Don’t get me wrong. I am glad I am at Yale. The Eli Whitney Students Program, which most Yalies probably have no idea exists, is wonderful. Most schools of Yale’s calibre don’t give what are called non-traditional undergraduates, a traditional undergraduate experience; often, they are pushed to adult or continuing education divisions. The 15 of us in the program have been fully integrated into Yale College, but as older and occasionally younger students (one of my peers is a teenage math prodigy), integration into our new lives at Yale is probably a bit more of a struggle for us than it is for most of our fellow students.
Eli Whitney students by and large didn’t leap from high school straight into college or if they did, they didn’t last long — frequently, they have been taken in another direction in their lives before they decided to apply to Yale.
The undergraduate body at Yale is diverse, but we make it even more so. We’re NHL hockey players, cancer survivors, DC lobbyists, Purple-Hearted Iraq war veterans, jazz musicians, denizens of Buddhist monasteries, computer entrepreneurs, AIDS activists.
For us, life as a Yale student is different in many ways: We don’t live on campus, some of us work and go to school, some juggle families with homework; we all try to keep some semblance of our old lives in tact while making new ones in New Haven and, until this past year, most of us paid for our Yale education out of our own pockets.
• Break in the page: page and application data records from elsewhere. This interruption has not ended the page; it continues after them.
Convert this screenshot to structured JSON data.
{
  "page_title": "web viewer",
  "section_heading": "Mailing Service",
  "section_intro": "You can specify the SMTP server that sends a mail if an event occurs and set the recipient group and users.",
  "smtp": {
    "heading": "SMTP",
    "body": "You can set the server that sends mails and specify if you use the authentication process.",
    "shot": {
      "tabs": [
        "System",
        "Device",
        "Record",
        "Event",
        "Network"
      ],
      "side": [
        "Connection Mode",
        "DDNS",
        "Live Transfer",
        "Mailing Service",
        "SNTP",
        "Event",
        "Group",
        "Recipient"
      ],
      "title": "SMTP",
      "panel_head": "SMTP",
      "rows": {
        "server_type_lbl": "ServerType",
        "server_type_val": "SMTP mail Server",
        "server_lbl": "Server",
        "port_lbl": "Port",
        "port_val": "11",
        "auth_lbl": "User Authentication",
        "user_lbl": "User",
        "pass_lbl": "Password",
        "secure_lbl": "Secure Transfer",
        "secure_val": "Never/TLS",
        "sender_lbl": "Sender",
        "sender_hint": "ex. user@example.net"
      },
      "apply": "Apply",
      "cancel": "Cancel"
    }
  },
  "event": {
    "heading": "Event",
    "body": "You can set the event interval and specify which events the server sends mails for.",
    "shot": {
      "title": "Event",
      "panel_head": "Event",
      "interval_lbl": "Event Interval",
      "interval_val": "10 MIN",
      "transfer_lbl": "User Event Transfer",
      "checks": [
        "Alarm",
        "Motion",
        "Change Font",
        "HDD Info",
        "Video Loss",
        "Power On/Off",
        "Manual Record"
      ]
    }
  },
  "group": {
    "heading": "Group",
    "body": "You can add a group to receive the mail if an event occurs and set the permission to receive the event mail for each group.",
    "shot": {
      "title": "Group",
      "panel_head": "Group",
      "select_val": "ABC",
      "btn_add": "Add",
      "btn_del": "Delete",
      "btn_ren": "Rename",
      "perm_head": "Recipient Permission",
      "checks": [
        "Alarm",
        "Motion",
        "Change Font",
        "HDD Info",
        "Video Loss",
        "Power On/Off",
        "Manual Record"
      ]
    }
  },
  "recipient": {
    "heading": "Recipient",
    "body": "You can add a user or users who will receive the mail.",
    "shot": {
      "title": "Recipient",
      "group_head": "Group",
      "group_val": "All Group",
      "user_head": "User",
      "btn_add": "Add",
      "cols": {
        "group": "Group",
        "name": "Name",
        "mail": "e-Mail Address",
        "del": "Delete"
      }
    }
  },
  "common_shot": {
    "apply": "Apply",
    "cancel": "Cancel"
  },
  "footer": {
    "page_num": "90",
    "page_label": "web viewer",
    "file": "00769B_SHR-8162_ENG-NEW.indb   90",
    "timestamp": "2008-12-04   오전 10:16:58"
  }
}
So, if you’re keen enough to recognize one of us walking up Prospect Street, or see a middle-aged man in your chemistry class furiously taking notes, or, if you happen to be the deans that I barked at this week about rescheduling a biology exam due to another commitment at work (yes, I know, no special treatment), have some sympathy. We’ve just landed among you — the scenery is new. You might even say hello. The air here is a little thin, but for those of us who just got here, we’ll soon get used to the atmosphere and figure out how to walk with the gravity of the Yale experience.
Gregg Gonsalves is an Eli Whitney student in Ezra Stiles College. Contact him at email@example.com.